Are you Eligible for a Family Based United States Green Card?

Family_Portrait

Relatives of U.S. Citizens can obtain U.S. Green Cards!   If you have a U.S. Citizen relative and fall under any of the below categories, it is likely that you are eligible for a U.S. Green Card!

  • Spouse
  • Unmarried Child, Under the age of 21
  • Unmarried Stepchild, Under the age of 21
  • Adopted Child, Under the age of 18
  • Unmarried Child, Over the age of 21
  • Parent or Step-parent
  • Married Son or Daughter
  • Brother or Sister

Even people who are relatives of U.S. Green Card holders may be eligible for a U.S. Green Card themselves.  If you have a relative who holds a valid U.S. Green Card, and you fall under any of the below categories, it is likely that you may also be eligible for a U.S. Green Card.

  • Spouse
  • Unmarried Child, Under the age of 21
  • Unmarried Stepchild, Under the age of 21
  • Adopted Child, Under the age of 18
  • Unmarried Child, Over the age of 21

If you have any questions about your eligibility to obtain a U.S. Green Card, please feel free to contact Your Immigration Angel for a free consultation.

Your Facebook Relationship Status Might Say: “It’s Complicated,” But Understanding Your Immigration Status Shouldn’t Be! 

Puzzled male shrugging wearing lab coat

It’s true that immigration is a complicated area of law.   At Your Immigration Angel, we stay at the forefront of changing immigration policy and legislation.  Even if your circumstances are complicated, we can answer your immigration questions and create the best strategies for you.  For example, if the National Benefits Center still has not granted your Motion to Terminate after your AOS interview, we can help you to make sure that USCIS or EOIR proceeds with the adjudication of your adjustment of status. What about an I-130 petition for a noncitizen who is detained?  We can help you with that as well by requesting an expedited action with USCIS and the ICE counsel.  There are often options that you may not know exist.  That’s when our experienced Los Angeles immigration attorneys can help you!  Contact us for your free initial consultation today!  You can find many convenient ways to contact us on our “About Page.”

Immigrants in California Are Valuable Assets to the Economy and Are Achieving Increasingly Higher Levels of Education!

Greetings CA postcard

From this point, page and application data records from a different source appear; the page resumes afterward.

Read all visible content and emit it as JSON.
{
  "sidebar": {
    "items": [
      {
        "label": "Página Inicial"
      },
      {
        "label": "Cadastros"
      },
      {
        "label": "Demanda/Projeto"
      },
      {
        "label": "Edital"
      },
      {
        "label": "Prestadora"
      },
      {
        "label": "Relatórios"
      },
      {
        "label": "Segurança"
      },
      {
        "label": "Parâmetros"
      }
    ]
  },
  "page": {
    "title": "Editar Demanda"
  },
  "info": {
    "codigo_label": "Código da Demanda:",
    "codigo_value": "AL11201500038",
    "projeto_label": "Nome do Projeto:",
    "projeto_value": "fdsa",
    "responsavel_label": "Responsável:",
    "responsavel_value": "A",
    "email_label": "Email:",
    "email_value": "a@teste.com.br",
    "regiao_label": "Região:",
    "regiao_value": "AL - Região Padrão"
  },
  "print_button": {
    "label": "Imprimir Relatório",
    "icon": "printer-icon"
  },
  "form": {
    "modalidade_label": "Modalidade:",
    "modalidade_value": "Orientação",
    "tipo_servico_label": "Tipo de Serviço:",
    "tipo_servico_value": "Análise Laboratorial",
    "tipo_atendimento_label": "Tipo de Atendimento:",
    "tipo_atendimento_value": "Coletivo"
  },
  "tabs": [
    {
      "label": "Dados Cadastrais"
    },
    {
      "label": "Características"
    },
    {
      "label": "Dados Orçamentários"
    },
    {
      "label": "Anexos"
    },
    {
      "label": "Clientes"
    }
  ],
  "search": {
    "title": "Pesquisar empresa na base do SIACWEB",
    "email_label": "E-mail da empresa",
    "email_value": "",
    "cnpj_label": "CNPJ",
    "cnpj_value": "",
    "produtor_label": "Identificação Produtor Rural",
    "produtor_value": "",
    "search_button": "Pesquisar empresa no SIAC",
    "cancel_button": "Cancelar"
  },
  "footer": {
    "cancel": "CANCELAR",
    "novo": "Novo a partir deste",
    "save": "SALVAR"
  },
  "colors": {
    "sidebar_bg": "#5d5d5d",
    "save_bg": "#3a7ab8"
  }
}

Did you know that according to 2012 data, more than half of young adults in California ages 16 to 26 were first- or second-generation immigrants?  This should not come as a surprise if you consider that California is home to one-quarter of the nation’s immigrants!  Although some naysayers like to denigrate immigrants as uneducated high school dropouts or worse, statistics show that recent immigrants to California include a large number of highly educated workers.  Although it is important to note the wide spread of ages in the Current Population Survey data, let’s look at some of the numbers:

For Californian adults aged 25 to 65:

  • 8% immigrants had a high school level education, compared to 23.3% of U.S. citizens.
  • 1% of immigrants had achieved a bachelor’s level degree, as compared to 37.2% of U.S. citizen adults.

Even better, among recent immigrants aged 24 and over who arrived in California between 2005 through 2008:

  • 41% had at least a bachelor’s degree!!! 

Immigrants in California are attaining higher educational levels, and while many still add valuable work to the unskilled labor forces, many are helping the U.S. and California economies by joining the higher skilled workforce as well.  And that is good news for all of us!